private void SendImportantMessage(Messages _message, EndPoint _remote)
    {
	///<summary>Assigns messageId to message</summary>
        server.impMsgIndex = UnityEngine.Random.Range(0, 1000000);
        _message.messageId = server.impMsgIndex;

	///<summary>Stores coroutine in a Dictionary so it can be accessed later.</summary>
        IEnumerator newRoutine =  SendImportantMessageRoutine(_message, _remote);
        server.importantMessages.Add(server.impMsgIndex, new(newRoutine, true));

        StartCoroutine(newRoutine);
    }

    private IEnumerator SendImportantMessageRoutine(Messages _message, EndPoint _remote)
    {
        ImportantMessages importantMessage = server.importantMessages[server.impMsgIndex];
        while (importantMessage.waiting)
        {
            for (int i = 0; i < 10; i++)
            {
                Send(_message, _remote);
            }
            yield return new WaitForSeconds(.1f);
        }
        yield break;
    }

The coroutine provided above will essentially send messages in bursts. However, the coroutine will stop once a confirmation has been received. When handling incoming messages duplicates are filtered out, meaning that the message will still only be handled once. However, in case the confirmation message that was send got lost, we still send back a confirmation message for every received message with this messageID. Since the original messages won’t stop being send until a confirmation has been received, this now makes sure that both the original message and the confirmation arrive.

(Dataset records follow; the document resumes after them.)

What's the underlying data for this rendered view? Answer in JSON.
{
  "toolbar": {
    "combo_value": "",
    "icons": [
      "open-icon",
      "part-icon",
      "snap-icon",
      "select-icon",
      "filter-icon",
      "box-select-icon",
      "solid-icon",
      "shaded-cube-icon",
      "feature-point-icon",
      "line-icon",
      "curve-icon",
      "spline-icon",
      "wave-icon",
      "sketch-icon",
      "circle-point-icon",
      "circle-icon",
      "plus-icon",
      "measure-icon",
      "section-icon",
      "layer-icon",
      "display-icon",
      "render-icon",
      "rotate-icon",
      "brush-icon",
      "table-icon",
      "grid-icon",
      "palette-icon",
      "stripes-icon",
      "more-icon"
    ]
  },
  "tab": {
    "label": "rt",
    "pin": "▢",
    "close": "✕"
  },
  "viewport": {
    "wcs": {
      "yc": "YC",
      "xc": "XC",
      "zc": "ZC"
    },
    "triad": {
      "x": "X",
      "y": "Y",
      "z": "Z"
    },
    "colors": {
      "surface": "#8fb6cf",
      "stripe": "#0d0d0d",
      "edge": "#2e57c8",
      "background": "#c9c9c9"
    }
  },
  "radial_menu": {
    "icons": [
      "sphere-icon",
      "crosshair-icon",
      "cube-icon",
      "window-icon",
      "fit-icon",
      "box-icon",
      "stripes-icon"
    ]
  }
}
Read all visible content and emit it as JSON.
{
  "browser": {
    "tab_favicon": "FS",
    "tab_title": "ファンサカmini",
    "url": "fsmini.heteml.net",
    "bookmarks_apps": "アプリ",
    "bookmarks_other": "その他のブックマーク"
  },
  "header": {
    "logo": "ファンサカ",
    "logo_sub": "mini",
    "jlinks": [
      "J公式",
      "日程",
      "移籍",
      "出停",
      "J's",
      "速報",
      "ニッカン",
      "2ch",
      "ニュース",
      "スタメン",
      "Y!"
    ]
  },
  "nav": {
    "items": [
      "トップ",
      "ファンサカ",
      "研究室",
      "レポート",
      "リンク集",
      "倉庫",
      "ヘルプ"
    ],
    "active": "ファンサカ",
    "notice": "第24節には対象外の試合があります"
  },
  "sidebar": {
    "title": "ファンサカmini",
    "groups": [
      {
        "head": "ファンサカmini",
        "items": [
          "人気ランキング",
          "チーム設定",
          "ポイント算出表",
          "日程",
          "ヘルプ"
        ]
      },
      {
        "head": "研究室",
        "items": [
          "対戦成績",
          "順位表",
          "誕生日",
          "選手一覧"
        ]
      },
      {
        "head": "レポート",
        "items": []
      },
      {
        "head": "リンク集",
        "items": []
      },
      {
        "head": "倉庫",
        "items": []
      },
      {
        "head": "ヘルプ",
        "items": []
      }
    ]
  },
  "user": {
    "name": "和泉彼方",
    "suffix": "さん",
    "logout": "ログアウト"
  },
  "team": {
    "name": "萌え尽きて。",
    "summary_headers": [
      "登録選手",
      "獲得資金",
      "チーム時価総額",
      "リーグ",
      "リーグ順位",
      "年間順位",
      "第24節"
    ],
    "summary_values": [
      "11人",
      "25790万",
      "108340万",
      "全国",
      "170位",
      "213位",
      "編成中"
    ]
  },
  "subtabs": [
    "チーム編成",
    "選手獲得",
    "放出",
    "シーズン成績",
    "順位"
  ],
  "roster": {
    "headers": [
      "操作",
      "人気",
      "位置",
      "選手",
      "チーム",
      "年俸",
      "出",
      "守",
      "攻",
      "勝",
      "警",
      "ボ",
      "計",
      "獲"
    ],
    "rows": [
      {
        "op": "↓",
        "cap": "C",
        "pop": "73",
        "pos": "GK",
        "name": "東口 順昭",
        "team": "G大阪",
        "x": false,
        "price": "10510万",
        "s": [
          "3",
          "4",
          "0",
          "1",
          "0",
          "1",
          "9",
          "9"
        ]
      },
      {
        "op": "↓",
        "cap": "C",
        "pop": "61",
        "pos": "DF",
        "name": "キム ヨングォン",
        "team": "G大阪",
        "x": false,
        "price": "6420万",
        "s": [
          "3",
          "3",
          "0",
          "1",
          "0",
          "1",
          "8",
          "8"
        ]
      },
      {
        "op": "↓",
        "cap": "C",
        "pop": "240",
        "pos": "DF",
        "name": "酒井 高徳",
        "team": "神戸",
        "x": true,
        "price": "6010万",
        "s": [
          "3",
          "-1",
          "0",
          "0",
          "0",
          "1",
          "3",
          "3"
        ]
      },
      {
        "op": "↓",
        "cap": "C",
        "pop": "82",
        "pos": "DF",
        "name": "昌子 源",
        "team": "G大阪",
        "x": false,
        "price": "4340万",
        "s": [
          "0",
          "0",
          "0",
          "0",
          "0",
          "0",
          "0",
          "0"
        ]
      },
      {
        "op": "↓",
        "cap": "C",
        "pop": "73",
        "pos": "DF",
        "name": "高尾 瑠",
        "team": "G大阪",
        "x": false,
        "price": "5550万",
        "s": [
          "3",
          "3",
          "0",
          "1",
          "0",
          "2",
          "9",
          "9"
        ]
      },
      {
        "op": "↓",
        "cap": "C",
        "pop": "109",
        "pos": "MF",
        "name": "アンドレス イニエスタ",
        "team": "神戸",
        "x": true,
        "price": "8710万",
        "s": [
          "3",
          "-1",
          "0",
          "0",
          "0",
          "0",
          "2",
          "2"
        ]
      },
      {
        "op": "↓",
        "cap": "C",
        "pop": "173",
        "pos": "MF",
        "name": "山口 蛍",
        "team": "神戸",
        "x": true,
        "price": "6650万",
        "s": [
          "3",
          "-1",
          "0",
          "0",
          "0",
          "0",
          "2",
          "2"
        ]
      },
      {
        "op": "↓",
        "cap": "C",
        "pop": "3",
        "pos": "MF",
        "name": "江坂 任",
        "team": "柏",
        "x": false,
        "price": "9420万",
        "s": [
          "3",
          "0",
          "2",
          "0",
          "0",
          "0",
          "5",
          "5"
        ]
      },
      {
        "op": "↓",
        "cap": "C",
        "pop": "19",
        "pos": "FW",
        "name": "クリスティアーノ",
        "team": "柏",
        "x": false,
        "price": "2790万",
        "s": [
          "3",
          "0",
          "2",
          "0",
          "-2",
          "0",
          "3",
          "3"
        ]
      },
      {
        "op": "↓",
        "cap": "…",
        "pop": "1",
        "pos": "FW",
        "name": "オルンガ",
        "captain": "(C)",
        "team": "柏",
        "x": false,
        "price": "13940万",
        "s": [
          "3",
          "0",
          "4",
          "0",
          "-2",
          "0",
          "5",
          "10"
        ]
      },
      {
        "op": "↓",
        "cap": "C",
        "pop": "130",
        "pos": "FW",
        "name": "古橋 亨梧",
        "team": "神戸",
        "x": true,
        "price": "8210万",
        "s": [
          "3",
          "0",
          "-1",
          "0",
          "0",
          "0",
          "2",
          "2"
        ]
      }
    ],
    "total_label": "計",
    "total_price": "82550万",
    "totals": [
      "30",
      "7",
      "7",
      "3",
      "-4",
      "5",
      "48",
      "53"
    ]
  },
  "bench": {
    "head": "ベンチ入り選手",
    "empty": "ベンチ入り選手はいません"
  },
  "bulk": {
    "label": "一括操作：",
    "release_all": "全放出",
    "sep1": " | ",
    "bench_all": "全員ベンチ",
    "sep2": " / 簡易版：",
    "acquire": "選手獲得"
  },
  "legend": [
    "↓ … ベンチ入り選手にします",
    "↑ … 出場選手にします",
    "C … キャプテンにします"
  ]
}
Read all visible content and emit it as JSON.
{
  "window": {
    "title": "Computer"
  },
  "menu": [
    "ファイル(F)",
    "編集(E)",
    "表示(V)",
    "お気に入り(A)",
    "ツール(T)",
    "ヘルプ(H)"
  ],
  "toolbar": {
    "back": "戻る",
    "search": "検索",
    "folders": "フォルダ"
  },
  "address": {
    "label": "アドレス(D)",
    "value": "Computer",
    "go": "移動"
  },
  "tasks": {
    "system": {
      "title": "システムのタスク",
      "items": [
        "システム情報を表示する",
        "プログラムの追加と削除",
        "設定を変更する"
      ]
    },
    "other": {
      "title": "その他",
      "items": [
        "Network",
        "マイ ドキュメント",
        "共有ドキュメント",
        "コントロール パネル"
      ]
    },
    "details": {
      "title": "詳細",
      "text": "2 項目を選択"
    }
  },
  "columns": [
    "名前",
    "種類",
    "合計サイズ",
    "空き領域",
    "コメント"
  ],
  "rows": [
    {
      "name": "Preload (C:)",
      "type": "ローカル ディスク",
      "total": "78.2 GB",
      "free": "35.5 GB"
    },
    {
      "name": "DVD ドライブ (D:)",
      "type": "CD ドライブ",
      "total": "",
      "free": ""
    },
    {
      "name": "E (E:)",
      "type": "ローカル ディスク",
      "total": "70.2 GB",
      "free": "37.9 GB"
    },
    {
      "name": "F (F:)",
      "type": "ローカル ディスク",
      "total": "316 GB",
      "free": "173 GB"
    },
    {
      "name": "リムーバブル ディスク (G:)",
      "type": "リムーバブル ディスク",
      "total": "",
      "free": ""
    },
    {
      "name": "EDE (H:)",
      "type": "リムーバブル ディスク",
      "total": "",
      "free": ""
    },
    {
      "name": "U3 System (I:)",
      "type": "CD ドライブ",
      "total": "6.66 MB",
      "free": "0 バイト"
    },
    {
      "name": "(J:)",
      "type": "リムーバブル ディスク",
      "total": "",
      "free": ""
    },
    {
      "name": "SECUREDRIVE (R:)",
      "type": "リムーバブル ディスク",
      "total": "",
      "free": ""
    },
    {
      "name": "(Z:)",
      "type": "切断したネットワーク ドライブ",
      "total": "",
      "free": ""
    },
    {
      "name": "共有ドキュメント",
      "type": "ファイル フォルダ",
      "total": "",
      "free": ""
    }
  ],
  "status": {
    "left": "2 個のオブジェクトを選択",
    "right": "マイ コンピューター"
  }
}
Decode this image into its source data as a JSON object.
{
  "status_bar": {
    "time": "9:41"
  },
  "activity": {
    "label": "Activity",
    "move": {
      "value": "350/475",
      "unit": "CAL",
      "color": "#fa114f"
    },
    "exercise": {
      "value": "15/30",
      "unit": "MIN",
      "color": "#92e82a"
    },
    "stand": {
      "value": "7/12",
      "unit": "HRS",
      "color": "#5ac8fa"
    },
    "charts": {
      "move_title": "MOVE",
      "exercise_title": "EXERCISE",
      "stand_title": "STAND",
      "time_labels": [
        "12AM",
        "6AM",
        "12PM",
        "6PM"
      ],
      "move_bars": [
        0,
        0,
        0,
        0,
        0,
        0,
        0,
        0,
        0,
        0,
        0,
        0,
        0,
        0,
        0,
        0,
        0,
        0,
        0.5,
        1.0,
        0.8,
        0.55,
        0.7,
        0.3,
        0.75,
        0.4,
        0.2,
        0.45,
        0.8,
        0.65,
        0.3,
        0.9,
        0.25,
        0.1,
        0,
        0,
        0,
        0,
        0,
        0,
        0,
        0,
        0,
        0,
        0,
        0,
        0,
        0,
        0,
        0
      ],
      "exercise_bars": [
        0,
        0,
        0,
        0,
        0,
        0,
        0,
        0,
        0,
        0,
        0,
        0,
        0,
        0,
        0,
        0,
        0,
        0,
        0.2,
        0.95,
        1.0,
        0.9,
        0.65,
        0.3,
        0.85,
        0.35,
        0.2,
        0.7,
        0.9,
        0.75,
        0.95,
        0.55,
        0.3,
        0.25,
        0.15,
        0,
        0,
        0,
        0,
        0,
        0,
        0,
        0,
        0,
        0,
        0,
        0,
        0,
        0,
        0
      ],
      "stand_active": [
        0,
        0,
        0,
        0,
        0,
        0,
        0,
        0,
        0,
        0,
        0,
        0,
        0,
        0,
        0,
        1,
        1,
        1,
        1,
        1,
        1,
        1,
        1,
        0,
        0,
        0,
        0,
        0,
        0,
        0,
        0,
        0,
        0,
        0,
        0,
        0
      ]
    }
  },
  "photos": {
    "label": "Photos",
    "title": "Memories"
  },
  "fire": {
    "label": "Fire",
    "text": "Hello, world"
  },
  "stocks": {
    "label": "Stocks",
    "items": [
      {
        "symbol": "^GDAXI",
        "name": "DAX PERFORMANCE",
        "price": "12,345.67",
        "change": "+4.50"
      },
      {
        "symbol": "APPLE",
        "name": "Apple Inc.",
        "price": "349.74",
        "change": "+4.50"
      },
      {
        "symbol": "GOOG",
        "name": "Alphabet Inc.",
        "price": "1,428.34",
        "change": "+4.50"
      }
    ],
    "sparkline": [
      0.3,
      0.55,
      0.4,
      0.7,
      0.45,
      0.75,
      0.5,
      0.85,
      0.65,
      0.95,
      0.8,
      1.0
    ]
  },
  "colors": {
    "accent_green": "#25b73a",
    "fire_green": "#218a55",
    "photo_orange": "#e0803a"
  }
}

After testing with the Clumsy tool I can confirm that important messages are still being successfully delivered, even with a package loss close to 100%.

4.4. Creating a game

Now that I have the ability to both receive and send messages and have added safety precautions to deal with the unreliability of UDP for both I can use this system to create a small game.

Using “important messages” players can be assigned a ClientID, their username can be shared with other players and their player can be spawned.

Using “unimportant messages” player input can be send to the server, so their position can be handled and send back there. Handling the position of the server prevents clients from cheating. A cheater still wouldn’t be able to adjust their movement speed, for example.

5. Conclusion

I was able to successfully create a small-scale online game. To do this, I used UDP to send and receive messages, while creating safety nets to deal with UDP’s unreliability. I also made sure the entire project was server authoritative. On this front, I have achieved my goal. I also learned lots about networking in the process and am quite pleased with that.

I would have liked to have implemented more if I had the time. This current system lacks the ability to deal with heavy amounts of lag, or desync, for example. In the future, I would like to make it so that things like that can be handled better.

6. Sources

Ashtari, H. (2022, August 17th). What is User Datagram Protocol (UDP)? Definition, Working, Applications, and Best Practices for 2022. Spiceworks. https://www.spiceworks.com/tech/networking/articles/user-datagram-protocol-udp/

Aslam, S. (2022, June 30th). Create a UDP Server in C#. Delftstack. https://www.delftstack.com/howto/csharp/csharp-udp-server/

BasuMallick, C. (2022, April 5th). What is TCP? (Transmission Control Protocol)? Definition, Model Layers, and Best Practices for 2022. Spiceworks. https://www.spiceworks.com/tech/networking/articles/what-is-tcp/

Unity. (n.d.). An Introduction to Multiplayer Network and Server Models. https://unity.com/how-to/intro-to-network-server-models